The longest innings in the history of men’s Test match was played by Pakistani opening batsman Hanif Mohammad – the original ‘Little Master’ – during the first Test of the Pakistan tour of West Indies at Kensington Oval in Bridgetown, Barbados between January 17 and January 23, 1958. In the six-day match, West Indies won the toss and elected to bat, racking up 579 for 9 declared, with Everton Weekes top-scoring with 197. In reply, Pakistan managed just 106 all out, losing their last five wickets for 24 runs, and West Indies enforced the follow-on.
Having been clean bowled by Eric Atkinson – who was making his Test debut, alongside older brother Denis – for 17 in the first innings, Hanif Mohammad returned to the crease later on the third day and stayed there for much of the remainder of the match . He was 161 not out at close of play on the fourth day, 251 not out at close of play on the fifth and finally caught at the wicket off the bowling of Denis Atkinson on the sixth, having scored 337 runs.
All told, his innings last 970 minutes, or 16 hours and 10 minutes, and left his team on 626-6. Pakistan scored another 31 runs before declaring their second innings at 657 for 8, leaving West Indies with precious little time to score the 185 runs they needed for victory. Indeed, opening batsmen Conrad Hunte and Rohan Kanhai managed just 28 runs off the 11 overs they faced and, not altogether surprisingly, the match ended in a draw.
For all his time at the crease, Hanif Mohammad does not hold the record for the most runs in a Test match innings.
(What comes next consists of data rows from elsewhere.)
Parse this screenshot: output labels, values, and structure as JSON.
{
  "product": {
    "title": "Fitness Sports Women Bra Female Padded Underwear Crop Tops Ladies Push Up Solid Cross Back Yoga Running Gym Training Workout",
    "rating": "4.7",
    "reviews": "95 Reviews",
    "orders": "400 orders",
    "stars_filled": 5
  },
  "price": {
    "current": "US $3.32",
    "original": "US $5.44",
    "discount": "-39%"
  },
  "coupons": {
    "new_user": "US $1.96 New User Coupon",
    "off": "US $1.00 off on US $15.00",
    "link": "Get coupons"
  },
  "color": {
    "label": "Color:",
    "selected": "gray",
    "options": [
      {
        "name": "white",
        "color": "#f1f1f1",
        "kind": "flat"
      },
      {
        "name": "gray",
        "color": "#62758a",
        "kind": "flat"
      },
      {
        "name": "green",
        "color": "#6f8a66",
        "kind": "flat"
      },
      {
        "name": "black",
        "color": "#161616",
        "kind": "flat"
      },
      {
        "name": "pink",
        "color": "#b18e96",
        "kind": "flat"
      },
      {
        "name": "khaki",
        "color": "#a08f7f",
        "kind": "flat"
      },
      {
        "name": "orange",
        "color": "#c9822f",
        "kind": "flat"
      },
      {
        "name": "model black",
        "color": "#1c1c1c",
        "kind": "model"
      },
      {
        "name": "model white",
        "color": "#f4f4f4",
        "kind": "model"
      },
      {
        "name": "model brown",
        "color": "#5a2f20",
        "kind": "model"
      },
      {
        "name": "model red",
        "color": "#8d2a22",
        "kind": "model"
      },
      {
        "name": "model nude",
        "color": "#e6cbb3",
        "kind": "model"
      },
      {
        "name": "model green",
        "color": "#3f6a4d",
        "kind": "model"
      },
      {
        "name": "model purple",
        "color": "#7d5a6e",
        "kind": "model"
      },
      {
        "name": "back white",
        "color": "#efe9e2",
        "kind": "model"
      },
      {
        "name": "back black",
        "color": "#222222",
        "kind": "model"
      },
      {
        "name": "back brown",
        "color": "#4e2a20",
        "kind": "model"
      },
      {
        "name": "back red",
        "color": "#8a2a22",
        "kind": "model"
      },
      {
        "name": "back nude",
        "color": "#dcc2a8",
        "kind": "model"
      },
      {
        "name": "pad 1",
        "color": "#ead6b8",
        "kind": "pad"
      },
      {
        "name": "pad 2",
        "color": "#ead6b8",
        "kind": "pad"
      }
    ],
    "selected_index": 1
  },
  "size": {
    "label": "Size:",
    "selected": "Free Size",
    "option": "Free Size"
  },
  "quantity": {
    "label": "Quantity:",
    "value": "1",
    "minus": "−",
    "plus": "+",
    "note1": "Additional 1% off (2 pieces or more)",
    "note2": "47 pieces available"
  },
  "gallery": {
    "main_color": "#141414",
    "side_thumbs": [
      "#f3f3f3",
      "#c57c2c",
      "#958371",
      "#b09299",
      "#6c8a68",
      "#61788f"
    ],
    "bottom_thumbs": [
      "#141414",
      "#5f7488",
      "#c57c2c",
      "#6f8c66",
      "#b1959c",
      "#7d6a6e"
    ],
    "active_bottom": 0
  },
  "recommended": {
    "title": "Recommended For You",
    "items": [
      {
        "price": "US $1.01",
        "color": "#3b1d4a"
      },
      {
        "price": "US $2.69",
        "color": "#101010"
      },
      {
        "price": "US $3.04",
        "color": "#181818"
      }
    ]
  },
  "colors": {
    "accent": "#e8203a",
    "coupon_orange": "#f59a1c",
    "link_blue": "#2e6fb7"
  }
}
At the time, that record was held by Sir Leonard Hutton, who scored 364 for England against Australia at the Oval in August, 1938; it is currently held by Brian Lara, who scored 400 not out for West Indies against England at Antigua Recreation Ground in April, 2004.